(Web page and app entries)
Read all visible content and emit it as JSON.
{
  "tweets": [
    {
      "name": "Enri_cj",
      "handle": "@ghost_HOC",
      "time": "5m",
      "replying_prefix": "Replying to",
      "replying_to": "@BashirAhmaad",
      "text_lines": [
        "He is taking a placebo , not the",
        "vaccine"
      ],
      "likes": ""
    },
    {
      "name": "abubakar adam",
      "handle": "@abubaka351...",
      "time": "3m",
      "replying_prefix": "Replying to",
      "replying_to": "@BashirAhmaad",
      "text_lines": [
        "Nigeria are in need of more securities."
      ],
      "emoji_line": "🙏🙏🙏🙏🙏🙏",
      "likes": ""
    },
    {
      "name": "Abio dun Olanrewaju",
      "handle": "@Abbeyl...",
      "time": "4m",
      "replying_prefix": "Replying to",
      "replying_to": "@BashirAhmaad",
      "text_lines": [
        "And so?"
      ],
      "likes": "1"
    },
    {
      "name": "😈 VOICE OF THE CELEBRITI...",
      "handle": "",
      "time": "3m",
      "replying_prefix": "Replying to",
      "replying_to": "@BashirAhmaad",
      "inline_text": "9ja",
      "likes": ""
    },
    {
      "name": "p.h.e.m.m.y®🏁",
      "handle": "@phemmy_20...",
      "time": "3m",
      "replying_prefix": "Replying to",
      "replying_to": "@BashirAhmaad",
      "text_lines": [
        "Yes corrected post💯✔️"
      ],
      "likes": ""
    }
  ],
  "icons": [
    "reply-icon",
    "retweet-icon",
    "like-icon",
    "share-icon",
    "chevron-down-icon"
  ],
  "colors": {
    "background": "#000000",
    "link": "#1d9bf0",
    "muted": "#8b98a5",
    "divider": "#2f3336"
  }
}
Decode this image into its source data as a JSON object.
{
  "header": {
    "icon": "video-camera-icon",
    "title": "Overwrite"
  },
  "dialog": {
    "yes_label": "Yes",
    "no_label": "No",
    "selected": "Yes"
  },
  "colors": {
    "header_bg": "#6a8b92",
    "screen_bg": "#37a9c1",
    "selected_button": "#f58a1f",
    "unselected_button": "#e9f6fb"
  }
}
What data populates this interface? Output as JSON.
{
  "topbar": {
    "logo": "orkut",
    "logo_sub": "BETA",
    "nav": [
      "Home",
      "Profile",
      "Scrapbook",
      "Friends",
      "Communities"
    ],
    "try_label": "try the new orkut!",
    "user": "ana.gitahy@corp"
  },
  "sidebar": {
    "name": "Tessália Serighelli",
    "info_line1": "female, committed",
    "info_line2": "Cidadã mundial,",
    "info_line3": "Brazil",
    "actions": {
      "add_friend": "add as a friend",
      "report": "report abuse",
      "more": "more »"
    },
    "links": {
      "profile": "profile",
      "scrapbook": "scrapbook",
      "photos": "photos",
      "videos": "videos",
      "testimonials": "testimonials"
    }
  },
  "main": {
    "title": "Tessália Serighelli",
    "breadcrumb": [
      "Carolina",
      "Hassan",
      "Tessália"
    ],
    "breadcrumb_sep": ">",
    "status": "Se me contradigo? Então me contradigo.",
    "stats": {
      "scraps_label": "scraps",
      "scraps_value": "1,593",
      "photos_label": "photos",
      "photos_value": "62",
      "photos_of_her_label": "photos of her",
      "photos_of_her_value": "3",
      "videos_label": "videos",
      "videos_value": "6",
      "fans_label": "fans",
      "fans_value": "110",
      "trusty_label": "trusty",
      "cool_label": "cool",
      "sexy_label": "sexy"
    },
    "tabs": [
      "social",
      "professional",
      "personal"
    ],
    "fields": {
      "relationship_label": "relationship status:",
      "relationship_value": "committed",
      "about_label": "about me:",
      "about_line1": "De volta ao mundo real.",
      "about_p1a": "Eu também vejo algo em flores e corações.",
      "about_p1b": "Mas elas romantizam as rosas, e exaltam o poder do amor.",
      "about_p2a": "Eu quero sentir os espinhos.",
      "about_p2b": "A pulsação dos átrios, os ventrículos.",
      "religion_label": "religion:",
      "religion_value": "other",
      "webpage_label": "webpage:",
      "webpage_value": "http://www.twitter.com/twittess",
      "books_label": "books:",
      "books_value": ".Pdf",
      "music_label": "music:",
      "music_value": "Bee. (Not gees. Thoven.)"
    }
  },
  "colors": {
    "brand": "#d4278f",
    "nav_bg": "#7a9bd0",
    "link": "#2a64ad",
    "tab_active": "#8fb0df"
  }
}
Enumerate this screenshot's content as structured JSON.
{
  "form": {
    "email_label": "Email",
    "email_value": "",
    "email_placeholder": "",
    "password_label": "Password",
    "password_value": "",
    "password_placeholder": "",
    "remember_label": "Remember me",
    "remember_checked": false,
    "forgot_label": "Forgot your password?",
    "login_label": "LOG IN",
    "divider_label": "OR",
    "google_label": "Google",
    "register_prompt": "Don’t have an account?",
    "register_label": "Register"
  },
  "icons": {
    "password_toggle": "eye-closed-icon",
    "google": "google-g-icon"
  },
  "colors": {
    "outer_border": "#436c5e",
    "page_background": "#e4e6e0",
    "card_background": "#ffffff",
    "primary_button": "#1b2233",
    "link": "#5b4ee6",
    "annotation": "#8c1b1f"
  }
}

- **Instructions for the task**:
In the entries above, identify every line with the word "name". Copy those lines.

- **Output of the task**:
      "name": "Enri_cj",
      "name": "abubakar adam",
      "name": "Abio dun Olanrewaju",
      "name": "😈 VOICE OF THE CELEBRITI...",
      "name": "p.h.e.m.m.y®🏁",
    "name": "Tessália Serighelli",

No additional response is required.